Many homeowners spend time and money perfecting curb appeal, but forget to make it shine at night. Experts say a well-lit home exterior and surrounding landscape is both beautiful and functional.

Just like inside the home, layering light outside is essential to create a welcoming atmosphere. Light layering uses three layers of light: ambient, task and accent lighting.

Begin by selecting ambient lighting that provides a comfortable level of brightness. Wash the home’s exterior with light, using a combination of down lights and up lights to cast a warm, gentle glow on outdoor living spaces while providing indirect lighting to entryways.

Next, select task lighting to add focused illumination that makes entrances and pathways visible and shadow-free.
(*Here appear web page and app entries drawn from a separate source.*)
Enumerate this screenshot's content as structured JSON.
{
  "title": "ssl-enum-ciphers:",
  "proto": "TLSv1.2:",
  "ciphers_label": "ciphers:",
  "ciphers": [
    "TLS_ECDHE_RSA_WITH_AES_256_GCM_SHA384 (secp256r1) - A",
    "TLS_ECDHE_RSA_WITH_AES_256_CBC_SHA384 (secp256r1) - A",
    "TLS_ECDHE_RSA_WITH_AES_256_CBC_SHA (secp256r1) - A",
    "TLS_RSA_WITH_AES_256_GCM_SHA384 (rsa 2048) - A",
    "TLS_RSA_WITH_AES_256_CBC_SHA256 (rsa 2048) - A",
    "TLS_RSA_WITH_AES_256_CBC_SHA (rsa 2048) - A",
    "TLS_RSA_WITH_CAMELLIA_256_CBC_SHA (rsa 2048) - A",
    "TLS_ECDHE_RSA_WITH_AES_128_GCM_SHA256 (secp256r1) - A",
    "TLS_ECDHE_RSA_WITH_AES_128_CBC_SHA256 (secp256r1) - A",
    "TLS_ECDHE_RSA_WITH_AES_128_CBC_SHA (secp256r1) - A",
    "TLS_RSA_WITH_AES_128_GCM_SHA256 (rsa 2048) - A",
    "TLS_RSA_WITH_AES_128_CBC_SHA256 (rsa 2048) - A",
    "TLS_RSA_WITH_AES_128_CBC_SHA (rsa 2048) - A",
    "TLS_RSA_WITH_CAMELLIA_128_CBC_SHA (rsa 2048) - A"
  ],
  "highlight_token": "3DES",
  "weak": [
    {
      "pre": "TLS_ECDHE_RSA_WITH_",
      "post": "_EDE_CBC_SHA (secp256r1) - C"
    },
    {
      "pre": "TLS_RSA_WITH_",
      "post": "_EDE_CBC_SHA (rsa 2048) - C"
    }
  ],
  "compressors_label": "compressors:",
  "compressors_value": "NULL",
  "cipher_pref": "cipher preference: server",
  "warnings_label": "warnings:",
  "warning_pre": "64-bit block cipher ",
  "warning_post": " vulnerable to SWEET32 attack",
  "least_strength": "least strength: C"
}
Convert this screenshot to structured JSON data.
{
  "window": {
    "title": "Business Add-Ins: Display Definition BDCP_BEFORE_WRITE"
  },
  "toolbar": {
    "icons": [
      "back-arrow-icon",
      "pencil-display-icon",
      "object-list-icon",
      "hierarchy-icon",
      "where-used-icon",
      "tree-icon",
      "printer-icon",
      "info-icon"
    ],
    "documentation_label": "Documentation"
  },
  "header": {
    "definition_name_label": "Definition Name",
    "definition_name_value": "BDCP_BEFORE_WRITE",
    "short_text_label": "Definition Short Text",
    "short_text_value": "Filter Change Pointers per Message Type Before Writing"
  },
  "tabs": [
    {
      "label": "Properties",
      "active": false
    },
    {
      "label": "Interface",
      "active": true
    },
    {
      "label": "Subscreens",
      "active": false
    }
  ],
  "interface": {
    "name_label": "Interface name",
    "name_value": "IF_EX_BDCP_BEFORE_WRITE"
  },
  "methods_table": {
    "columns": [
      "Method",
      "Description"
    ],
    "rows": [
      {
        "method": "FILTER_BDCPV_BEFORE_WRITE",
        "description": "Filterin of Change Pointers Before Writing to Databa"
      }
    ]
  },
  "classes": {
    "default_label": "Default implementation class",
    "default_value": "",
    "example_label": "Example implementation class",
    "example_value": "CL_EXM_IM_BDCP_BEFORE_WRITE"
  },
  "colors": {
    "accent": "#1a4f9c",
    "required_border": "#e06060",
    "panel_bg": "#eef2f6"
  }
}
A rule of thumb for lighting doorways is to size lighting in proportion to the door itself. Select wall sconces and lanterns that measure anywhere from 1/4 to 1/3 the size of the door. Mount outdoor sconces and lanterns at eye level, with the center of the light source between 5 1/2 to 6 feet off the ground and 8 to 10 feet apart.
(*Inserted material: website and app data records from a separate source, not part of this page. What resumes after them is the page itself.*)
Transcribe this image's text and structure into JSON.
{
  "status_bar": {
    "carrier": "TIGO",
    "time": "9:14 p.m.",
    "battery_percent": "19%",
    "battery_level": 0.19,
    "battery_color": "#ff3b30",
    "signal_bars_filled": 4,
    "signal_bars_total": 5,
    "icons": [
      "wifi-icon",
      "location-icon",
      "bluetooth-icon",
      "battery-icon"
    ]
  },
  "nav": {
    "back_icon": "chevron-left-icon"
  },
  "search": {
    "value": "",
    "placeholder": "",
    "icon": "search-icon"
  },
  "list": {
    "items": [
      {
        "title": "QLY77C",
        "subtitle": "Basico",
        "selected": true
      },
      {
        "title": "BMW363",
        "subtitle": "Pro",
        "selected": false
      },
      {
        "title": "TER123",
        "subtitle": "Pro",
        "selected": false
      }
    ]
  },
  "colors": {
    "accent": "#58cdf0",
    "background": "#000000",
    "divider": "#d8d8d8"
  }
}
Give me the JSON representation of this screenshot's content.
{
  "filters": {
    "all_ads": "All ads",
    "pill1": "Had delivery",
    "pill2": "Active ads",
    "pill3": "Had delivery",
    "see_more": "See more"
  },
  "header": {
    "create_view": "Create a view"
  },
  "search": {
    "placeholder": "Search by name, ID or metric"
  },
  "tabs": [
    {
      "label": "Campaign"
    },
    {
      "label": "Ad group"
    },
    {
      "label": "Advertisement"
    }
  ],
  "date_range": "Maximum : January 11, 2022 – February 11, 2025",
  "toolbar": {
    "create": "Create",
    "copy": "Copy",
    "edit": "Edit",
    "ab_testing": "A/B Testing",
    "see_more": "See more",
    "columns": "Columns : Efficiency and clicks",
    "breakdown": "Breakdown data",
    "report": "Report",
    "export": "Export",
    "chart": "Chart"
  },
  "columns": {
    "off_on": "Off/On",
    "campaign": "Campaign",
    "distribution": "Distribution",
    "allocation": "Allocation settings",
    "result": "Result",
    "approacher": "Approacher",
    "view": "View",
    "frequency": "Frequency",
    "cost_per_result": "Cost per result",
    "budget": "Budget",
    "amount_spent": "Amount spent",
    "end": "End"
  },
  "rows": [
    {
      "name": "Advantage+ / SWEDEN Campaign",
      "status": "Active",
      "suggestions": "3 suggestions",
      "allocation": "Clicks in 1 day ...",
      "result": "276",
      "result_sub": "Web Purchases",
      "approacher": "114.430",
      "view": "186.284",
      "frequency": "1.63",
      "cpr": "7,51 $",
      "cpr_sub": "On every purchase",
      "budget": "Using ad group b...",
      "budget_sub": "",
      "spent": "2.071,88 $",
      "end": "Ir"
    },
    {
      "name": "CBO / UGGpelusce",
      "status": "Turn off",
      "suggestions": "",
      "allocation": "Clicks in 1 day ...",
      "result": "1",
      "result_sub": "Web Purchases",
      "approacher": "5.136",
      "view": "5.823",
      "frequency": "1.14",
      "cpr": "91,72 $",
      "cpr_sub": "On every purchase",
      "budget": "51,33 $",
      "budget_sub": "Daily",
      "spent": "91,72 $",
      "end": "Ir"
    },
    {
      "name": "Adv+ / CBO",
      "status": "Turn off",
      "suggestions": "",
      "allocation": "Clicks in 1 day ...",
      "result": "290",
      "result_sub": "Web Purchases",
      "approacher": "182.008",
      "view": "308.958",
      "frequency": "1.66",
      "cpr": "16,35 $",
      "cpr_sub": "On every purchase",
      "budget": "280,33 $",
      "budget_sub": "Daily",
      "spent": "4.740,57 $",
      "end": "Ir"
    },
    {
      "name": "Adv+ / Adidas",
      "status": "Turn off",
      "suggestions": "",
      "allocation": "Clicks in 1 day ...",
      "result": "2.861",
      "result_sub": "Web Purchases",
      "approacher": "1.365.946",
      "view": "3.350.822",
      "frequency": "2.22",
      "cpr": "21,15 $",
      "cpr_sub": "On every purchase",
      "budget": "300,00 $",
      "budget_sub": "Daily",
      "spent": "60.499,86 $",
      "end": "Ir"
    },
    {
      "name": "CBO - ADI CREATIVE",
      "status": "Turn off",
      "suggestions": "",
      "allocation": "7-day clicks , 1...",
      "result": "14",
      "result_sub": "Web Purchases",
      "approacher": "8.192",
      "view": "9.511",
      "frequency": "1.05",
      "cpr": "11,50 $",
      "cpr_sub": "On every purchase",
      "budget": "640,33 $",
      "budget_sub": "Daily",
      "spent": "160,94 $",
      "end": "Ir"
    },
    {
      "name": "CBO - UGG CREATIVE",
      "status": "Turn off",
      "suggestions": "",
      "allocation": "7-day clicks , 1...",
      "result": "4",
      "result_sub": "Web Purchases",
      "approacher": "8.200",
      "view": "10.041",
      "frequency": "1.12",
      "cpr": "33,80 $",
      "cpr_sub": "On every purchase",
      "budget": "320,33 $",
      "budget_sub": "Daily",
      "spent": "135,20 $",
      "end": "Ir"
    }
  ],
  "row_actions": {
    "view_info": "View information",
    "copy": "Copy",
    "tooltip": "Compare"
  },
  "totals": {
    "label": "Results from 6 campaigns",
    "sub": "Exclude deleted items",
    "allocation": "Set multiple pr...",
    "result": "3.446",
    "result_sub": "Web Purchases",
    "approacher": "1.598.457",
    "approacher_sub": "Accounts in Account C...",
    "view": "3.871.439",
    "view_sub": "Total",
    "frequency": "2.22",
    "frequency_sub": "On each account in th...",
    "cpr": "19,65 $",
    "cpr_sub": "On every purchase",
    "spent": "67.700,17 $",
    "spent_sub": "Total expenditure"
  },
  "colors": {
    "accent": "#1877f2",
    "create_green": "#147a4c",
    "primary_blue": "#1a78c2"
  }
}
Install soft, non-glaring path fixtures about 14 inches high that direct most of the light downward. Define the edges of the path by placing lights about one foot from one or both sides of the walkway, staggering the placement slightly to create a natural flow.

For steps, install lights directly into the risers. This soft light provides just enough brightness to mark each tread and prevent glare.

Finally, add accent and decorative lighting that accentuates your home’s architectural features. For entertaining areas, select wall-mounted fixtures such as sconces or lanterns, or overhead lighting that focuses task light on work surfaces. Outdoor chandeliers and pendants are a stylish way to bring the design appeal of indoor lighting outside. For a professional, pulled-together look, choose light fixtures with the same finish as door pulls, fencing and outdoor furniture.

Other accent lighting choices that add flair include post lights, spotlights, strip lights and water-feature lighting.

As a finishing touch, use timers, dimmers or motion sensors to control lights, turning them on or down as desired.

Remember, outdoor lighting must be rated for outdoor use to ensures it’s waterproof and that dust and rain won’t interfere with the bulb or circuitry.

This article contributed by StatePoint.